Collected data entries
--*--

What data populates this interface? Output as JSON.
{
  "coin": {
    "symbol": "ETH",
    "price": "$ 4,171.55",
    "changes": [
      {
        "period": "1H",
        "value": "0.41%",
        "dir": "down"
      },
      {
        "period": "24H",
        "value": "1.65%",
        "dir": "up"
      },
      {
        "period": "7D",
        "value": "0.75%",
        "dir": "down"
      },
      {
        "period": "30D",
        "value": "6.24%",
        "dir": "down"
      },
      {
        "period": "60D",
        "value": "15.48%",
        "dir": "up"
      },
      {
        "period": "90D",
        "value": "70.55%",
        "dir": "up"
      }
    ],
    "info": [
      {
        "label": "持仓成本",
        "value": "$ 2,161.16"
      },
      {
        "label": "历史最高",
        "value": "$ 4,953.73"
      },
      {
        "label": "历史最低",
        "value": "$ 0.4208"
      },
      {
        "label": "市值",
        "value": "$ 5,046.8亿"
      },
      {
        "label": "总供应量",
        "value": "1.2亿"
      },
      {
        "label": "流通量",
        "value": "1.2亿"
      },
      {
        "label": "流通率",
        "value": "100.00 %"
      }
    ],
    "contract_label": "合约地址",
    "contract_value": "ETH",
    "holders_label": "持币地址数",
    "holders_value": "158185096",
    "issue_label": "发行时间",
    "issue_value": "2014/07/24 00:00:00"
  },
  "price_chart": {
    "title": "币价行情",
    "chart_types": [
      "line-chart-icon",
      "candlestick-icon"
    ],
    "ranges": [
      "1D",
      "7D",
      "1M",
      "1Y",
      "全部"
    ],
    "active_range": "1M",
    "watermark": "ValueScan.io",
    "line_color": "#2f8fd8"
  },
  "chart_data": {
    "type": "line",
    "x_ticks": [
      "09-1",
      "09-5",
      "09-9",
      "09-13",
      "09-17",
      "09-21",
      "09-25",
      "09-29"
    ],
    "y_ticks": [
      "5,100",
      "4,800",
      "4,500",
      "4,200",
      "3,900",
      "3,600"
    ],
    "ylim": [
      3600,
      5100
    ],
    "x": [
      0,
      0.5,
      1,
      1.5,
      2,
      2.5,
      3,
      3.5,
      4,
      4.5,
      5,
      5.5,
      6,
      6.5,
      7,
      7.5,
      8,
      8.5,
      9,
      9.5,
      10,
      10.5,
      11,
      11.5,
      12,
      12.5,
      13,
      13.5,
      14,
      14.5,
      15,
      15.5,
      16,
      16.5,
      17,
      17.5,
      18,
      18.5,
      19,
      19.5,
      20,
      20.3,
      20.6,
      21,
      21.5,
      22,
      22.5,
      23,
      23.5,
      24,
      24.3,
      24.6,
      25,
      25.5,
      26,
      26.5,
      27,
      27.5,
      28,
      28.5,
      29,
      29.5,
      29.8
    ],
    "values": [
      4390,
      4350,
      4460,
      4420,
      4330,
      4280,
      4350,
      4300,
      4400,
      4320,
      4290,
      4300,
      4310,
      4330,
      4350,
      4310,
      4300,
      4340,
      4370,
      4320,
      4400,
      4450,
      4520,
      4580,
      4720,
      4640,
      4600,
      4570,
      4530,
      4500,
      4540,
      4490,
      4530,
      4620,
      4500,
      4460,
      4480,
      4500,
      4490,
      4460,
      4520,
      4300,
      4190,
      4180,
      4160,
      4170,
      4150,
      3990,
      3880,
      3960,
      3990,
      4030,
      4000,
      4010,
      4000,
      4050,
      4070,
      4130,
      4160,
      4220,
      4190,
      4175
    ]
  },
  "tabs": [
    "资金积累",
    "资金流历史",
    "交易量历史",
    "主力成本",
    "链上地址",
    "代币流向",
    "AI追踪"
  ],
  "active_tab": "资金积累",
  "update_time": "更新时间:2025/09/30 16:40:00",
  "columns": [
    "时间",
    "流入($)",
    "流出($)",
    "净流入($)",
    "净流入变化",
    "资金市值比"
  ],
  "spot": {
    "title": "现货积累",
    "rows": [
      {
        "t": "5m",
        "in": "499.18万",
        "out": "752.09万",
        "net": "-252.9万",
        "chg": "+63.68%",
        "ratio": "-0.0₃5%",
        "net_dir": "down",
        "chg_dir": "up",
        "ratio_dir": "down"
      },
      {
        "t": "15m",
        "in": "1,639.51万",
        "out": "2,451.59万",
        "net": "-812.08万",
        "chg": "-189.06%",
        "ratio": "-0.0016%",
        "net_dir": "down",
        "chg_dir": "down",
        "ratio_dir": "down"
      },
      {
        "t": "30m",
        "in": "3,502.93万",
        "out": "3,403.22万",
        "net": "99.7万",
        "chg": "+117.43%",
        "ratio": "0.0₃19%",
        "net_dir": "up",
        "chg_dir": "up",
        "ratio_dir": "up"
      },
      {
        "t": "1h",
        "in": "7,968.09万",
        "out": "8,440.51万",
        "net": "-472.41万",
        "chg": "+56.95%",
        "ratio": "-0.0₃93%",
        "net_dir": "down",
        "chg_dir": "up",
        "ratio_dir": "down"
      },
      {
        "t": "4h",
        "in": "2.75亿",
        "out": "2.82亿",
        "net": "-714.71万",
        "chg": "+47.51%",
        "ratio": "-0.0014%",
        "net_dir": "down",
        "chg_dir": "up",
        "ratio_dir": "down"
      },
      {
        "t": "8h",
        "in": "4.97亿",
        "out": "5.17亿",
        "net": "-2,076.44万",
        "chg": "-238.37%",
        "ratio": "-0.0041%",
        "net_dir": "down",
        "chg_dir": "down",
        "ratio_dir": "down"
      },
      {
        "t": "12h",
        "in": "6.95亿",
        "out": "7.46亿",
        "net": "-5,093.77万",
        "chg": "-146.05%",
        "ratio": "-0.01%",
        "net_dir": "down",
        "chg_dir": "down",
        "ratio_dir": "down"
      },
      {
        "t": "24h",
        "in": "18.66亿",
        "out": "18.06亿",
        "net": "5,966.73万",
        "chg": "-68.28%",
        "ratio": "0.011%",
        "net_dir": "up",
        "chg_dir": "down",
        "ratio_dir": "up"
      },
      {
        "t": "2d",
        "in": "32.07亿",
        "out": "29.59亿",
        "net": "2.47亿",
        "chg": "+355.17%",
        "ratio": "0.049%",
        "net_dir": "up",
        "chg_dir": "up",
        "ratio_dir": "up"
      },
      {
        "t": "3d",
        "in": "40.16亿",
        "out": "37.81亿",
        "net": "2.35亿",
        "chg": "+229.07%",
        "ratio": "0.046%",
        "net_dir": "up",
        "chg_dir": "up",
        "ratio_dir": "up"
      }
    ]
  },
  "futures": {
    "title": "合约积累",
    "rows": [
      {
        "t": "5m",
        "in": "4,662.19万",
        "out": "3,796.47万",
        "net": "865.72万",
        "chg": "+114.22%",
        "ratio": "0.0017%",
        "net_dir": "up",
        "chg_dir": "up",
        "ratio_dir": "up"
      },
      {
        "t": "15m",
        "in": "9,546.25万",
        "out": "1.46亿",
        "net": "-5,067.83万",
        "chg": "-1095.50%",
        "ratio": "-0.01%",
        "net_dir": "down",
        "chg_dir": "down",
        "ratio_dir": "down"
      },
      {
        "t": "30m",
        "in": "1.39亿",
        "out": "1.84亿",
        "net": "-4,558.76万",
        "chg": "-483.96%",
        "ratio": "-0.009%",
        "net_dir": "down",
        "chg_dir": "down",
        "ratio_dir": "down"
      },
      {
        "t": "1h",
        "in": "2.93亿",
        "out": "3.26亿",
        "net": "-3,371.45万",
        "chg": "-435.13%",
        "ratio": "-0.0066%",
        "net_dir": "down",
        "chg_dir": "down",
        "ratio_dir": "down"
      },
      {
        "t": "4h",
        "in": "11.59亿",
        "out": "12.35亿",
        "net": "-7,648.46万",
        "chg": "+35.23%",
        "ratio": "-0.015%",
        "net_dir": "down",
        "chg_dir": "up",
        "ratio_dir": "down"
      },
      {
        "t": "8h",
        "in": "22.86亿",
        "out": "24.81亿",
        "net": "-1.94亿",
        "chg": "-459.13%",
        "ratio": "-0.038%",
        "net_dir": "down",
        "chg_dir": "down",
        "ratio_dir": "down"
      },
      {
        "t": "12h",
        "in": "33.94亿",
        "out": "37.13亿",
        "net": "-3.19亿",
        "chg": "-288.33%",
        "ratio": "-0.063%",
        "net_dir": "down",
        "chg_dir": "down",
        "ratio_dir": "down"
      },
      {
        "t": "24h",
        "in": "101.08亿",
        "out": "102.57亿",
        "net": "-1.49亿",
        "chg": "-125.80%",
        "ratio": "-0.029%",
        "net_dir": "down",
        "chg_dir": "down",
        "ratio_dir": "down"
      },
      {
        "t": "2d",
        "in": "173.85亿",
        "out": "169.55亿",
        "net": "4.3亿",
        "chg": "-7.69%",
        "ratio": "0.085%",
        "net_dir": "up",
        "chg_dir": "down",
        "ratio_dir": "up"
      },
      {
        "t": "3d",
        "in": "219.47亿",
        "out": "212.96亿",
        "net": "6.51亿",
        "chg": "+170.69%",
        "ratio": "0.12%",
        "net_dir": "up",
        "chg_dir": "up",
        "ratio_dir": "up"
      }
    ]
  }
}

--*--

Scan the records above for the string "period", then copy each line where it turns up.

* **Result for this task**
        "period": "1H",
        "period": "24H",
        "period": "7D",
        "period": "30D",
        "period": "60D",
        "period": "90D",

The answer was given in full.